Related Articles
Forward article link
Share PDF with colleagues

LNG now a viable alternative to fuel ships

As a transport fuel for shipping, liquefied natural gas (LNG) is still in its infancy. But stricter environmental regulations and rising bunker fuel costs are prompting operators to weigh up the benefits of using natural gas instead of oil products

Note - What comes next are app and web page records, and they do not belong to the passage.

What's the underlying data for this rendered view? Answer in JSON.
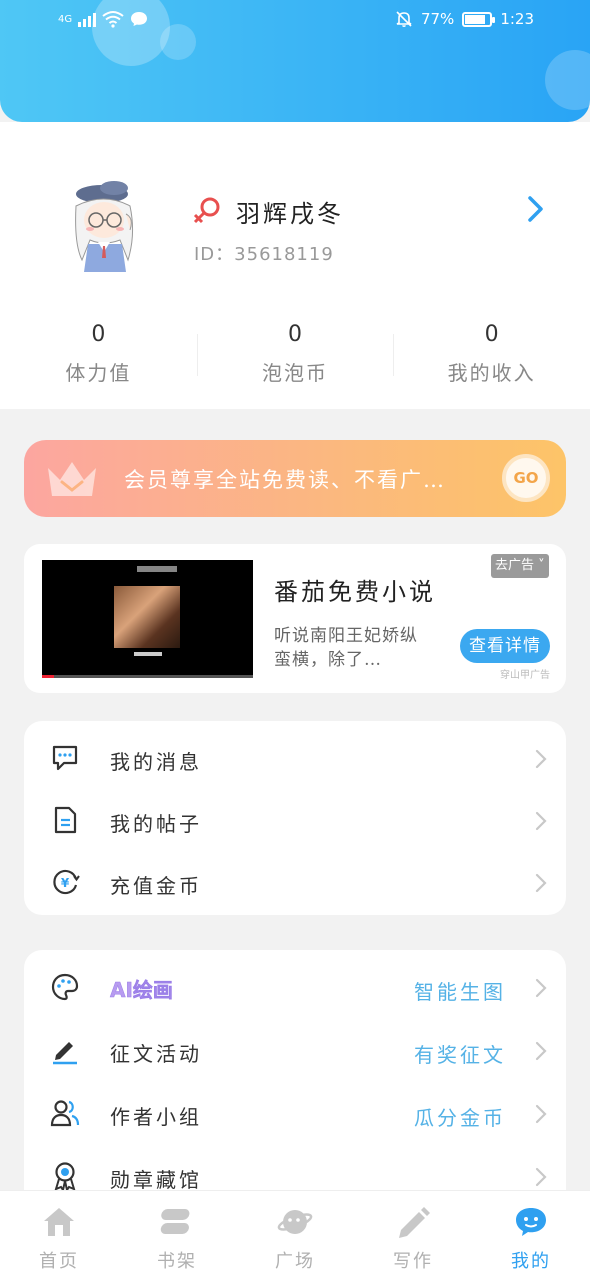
{
  "status_bar": {
    "network": "4G",
    "battery": "77%",
    "time": "1:23",
    "colors": {
      "text": "#ffffff"
    }
  },
  "profile": {
    "username": "羽辉戌冬",
    "id_label": "ID：35618119",
    "gender_icon": "female-icon",
    "stats": [
      {
        "value": "0",
        "label": "体力值"
      },
      {
        "value": "0",
        "label": "泡泡币"
      },
      {
        "value": "0",
        "label": "我的收入"
      }
    ]
  },
  "vip_banner": {
    "text": "会员尊享全站免费读、不看广…",
    "go_label": "GO"
  },
  "ad": {
    "title": "番茄免费小说",
    "description": "听说南阳王妃娇纵蛮横，除了…",
    "close_label": "去广告 ˅",
    "cta_label": "查看详情",
    "source": "穿山甲广告"
  },
  "menu_primary": [
    {
      "icon": "message-icon",
      "label": "我的消息"
    },
    {
      "icon": "post-icon",
      "label": "我的帖子"
    },
    {
      "icon": "coin-recharge-icon",
      "label": "充值金币"
    }
  ],
  "menu_secondary": [
    {
      "icon": "palette-icon",
      "label": "AI绘画",
      "extra": "智能生图"
    },
    {
      "icon": "pen-icon",
      "label": "征文活动",
      "extra": "有奖征文"
    },
    {
      "icon": "group-icon",
      "label": "作者小组",
      "extra": "瓜分金币"
    },
    {
      "icon": "medal-icon",
      "label": "勋章藏馆",
      "extra": ""
    }
  ],
  "tabbar": [
    {
      "icon": "home-icon",
      "label": "首页",
      "active": false
    },
    {
      "icon": "bookshelf-icon",
      "label": "书架",
      "active": false
    },
    {
      "icon": "planet-icon",
      "label": "广场",
      "active": false
    },
    {
      "icon": "write-icon",
      "label": "写作",
      "active": false
    },
    {
      "icon": "me-icon",
      "label": "我的",
      "active": true
    }
  ],
  "colors": {
    "accent": "#2fa0f0",
    "header_gradient": [
      "#4fc7f5",
      "#29a4f5"
    ],
    "vip_gradient": [
      "#fca6a0",
      "#fdc468"
    ],
    "extra_text": "#55b2e6"
  }
}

Classification society Lloyd's Register reckons 653 deep-sea, LNG-fuelled ships could be in service by 2025, compared with around 30 today. Between them, these container ships, cruise vessels and oil tankers will require 24 million tonnes a year (t/y) of LNG, or about a third of Qatar's LNG output now. At an LNG price 25% beneath today's, the number could rise to almost 2,000 ships. Worldwide maritime transport uses about 370m t/y of bunker fuel of all types, accounting for about 9% of world oil consumption. As global trade rises in the coming decade, however, consumption could reach 500m t/y, according to the US Environmental Protection Agency (EPA). LNG could displace a good portion of thi

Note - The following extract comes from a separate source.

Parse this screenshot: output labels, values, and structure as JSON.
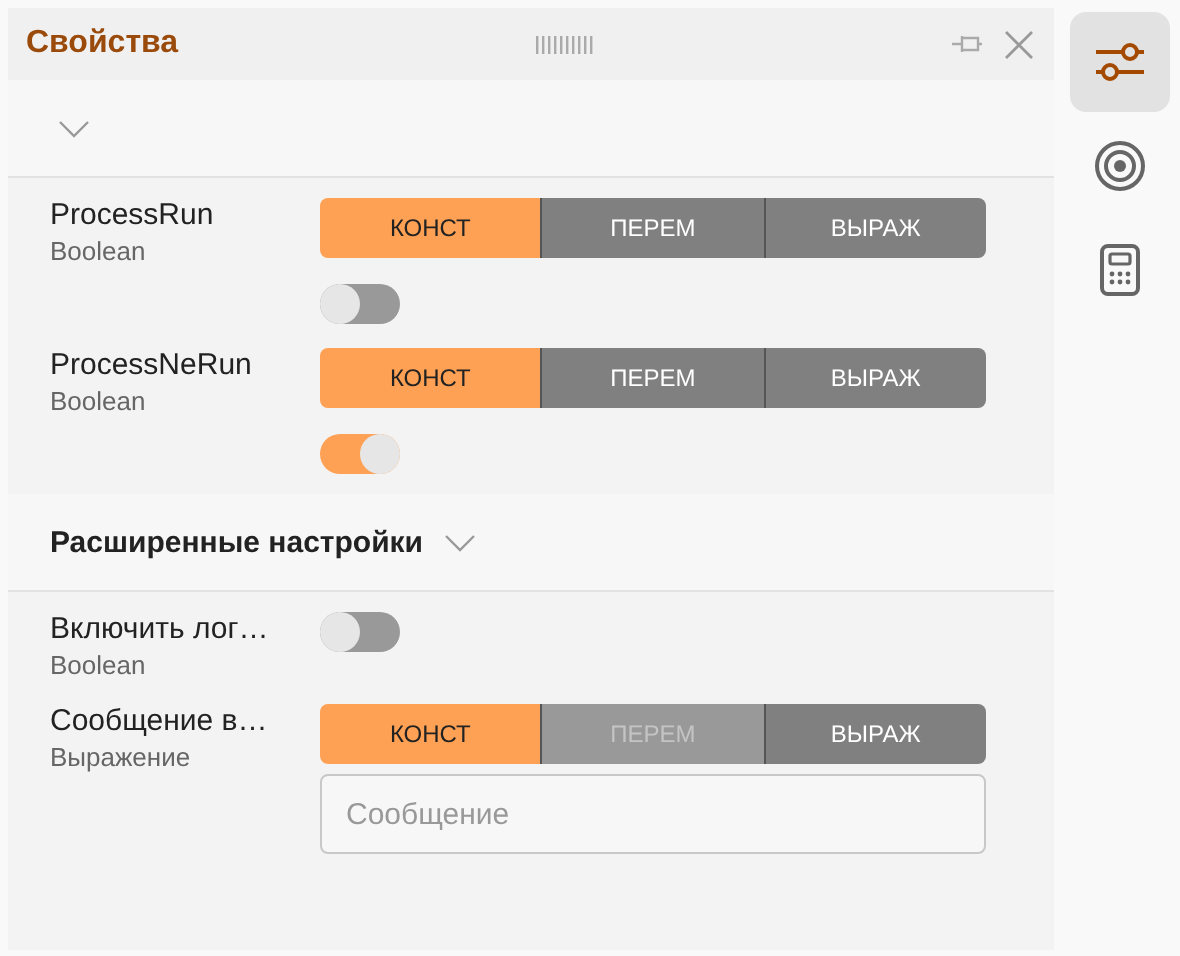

Also in this section
The end of producer power
29 September 2016
The wave of LNG supply hitting the market is putting buyers in control
Gazprom's commitments strain the budget
28 September 2016
The revival of a project to ship gas to Turkey puts more pressure on a company already struggling
Is Nord Stream 2 really needed?
28 September 2016
Rising liquefied natural gas supplies to Europe and better gas interconnection raise more doubts about the project